Readers whose heads already are spinning in an attempt to figure out the President’s new health care reform scheme might start with these basic facts: The plan essentially relies on middle-class tax cuts and supposed new-found competition through a system of exchanges along the lines now offered federal employees.
Of course, people with no health insurance often don’t have the insurance because they don’t have the money to buy it. These same people would need cash to purchase insurance, not tax credits on their nonexistent or drastically reduced income. And then, too, this exchange system and its supposed beneficial competition doesn’t mean lower costs. It just adds mind boggling confusion over what policies to pick. The exchange is like having to pick through a vast assortment of candy in a vending machine. Is a traditional Hershey bar a better deal than a bag of M&Ms?
Finally, it should be remembered the federal employees are nowadays paying more for insurance, not less. Is this just another version of the game of smoke and mirrors the Congress and Obama administration are laying on us?
Nonetheless, some think the Obama plan spells real change–at least, enough to make it worth supporting.
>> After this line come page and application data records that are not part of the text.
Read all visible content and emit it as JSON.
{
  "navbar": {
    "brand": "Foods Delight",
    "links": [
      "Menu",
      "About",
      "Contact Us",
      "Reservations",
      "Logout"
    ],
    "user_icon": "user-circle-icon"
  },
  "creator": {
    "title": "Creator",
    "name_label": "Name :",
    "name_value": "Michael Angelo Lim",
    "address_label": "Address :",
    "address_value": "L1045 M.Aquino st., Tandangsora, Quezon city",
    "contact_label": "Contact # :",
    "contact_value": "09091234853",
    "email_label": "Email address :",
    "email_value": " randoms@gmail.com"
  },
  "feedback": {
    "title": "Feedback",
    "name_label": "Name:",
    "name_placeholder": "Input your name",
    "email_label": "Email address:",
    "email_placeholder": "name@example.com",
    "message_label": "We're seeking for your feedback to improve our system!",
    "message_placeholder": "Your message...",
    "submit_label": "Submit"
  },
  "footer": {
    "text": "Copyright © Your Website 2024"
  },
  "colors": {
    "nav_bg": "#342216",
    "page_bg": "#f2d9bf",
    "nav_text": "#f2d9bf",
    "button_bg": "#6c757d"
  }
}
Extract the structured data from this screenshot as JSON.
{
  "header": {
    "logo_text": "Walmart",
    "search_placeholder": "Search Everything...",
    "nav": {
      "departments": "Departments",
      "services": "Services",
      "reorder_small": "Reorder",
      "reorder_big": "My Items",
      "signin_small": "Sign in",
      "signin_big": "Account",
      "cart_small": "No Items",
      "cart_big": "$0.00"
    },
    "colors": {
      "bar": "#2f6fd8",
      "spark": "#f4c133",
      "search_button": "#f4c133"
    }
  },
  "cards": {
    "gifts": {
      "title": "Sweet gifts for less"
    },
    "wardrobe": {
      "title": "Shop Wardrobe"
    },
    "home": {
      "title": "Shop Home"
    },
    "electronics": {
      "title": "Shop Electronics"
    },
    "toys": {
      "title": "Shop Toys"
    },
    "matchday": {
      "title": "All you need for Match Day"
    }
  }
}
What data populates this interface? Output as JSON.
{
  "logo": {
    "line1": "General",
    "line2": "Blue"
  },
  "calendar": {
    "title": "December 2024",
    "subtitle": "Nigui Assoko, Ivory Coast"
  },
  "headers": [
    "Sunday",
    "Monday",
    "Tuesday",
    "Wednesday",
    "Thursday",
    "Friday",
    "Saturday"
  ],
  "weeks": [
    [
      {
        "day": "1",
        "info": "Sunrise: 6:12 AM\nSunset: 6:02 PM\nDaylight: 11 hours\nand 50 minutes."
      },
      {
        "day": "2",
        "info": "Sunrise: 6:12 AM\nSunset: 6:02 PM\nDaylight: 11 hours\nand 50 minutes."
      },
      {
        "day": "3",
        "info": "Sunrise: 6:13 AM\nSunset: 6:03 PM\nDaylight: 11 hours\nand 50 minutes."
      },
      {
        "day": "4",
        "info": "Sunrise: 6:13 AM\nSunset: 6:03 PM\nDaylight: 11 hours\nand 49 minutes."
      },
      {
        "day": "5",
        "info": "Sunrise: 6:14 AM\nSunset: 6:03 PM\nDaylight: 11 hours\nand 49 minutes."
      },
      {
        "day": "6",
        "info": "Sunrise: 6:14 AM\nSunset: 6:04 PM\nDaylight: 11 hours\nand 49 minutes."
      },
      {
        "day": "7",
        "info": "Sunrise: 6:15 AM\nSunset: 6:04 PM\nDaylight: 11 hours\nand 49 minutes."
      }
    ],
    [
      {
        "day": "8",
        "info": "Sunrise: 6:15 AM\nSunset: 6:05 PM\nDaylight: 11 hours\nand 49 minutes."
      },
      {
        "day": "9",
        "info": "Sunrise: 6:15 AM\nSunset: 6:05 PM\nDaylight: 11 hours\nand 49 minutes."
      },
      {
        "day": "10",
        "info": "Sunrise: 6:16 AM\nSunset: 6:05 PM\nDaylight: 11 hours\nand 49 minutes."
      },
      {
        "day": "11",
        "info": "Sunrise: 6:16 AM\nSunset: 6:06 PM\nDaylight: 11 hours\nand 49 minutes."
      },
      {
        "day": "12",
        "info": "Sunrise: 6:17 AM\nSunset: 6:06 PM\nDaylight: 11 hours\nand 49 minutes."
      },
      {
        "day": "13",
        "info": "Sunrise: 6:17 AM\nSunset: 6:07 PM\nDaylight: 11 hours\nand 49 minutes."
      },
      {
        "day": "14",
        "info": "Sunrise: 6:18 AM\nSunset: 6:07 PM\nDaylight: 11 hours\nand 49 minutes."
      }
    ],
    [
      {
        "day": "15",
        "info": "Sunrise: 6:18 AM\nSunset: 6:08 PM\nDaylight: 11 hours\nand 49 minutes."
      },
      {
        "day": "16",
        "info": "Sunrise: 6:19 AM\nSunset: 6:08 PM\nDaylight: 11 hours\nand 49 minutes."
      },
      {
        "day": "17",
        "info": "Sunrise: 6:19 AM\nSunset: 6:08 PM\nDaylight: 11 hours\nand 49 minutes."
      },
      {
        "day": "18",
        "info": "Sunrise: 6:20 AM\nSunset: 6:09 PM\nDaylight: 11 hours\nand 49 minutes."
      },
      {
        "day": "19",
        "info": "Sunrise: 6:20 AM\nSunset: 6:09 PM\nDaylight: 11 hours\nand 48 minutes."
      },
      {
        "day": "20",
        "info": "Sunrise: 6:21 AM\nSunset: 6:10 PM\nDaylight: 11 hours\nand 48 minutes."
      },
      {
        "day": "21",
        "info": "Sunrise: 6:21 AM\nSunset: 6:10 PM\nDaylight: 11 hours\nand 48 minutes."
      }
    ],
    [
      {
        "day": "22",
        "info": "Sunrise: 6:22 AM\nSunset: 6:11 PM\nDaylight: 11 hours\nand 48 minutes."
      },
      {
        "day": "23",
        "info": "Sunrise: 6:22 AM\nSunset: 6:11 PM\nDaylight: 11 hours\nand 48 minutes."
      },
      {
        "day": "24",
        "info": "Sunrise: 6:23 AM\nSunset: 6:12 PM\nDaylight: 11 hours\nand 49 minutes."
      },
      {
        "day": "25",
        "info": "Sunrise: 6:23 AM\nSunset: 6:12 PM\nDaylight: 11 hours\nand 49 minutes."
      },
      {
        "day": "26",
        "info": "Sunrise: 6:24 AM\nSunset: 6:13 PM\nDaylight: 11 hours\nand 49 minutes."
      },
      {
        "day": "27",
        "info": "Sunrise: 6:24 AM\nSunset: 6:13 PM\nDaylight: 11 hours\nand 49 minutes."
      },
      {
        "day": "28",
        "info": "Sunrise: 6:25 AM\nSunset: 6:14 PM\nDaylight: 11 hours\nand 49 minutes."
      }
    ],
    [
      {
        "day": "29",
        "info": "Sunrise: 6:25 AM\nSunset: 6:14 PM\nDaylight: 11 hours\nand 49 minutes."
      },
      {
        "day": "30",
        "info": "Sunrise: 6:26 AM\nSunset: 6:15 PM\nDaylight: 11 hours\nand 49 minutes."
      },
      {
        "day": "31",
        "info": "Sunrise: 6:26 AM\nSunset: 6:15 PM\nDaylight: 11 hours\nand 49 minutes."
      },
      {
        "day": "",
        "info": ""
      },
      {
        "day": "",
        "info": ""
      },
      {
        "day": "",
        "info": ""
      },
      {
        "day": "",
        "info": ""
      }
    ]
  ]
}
Robert Greenstein,who heads the Center on Budget and Policy Priorities, a liberal Washington, DC-based think tank that tracks social safety net issues, released a statement this afternoon in support of the president’s plan. Greenstein Makes these points:
- It makes insurance more affordable than under the Senate bill for families and individuals with incomes… between $29,000 and $88,000 for a family of four. Most people with incomes below 133 percent of the poverty line would qualify for Medicaid, which does not charge premiums and requires only modest co-payments.
- It extends important consumer protections to existing employer-based and individual market plans — for instance, giving enrollees the option of keeping their adult children covered under their policy until the children reach age 26, prohibiting annual and lifetime benefit limits, and, by 2018, requiring coverage of preventive services without co-payment charges.
- It completely closes the gap in Medicare prescription drug coverage (the “doughnut hole”) over the next decade.
- It fixes shortcomings in the Senate bill’s excise tax…..the vast majority of plans would not face any tax.
- It strengthens oversight of insurance companies, makes the “playing field” more level between firms that offer insurance and those that don’t, contains stronger mechanisms to reduce Medicare overpayments to insurance companies, adds new policies to fight fraud, waste, and abuse in both Medicare and Medicaid, and closes several egregious corporate tax loopholes.
- It offsets the loss in revenue (relative to the Senate bill) from these excise tax changes by broadening the base of the Medicare tax — that is, by applying the tax to capital gains, dividend, and other investment income received by people with incomes of over $250,000 a year. This raises substantial revenue while affecting only about the top 2 percent of Americans.
- It increases federal financial support for state Medicaid programs and makes that support more equitable across the states.
You can read the full statement here.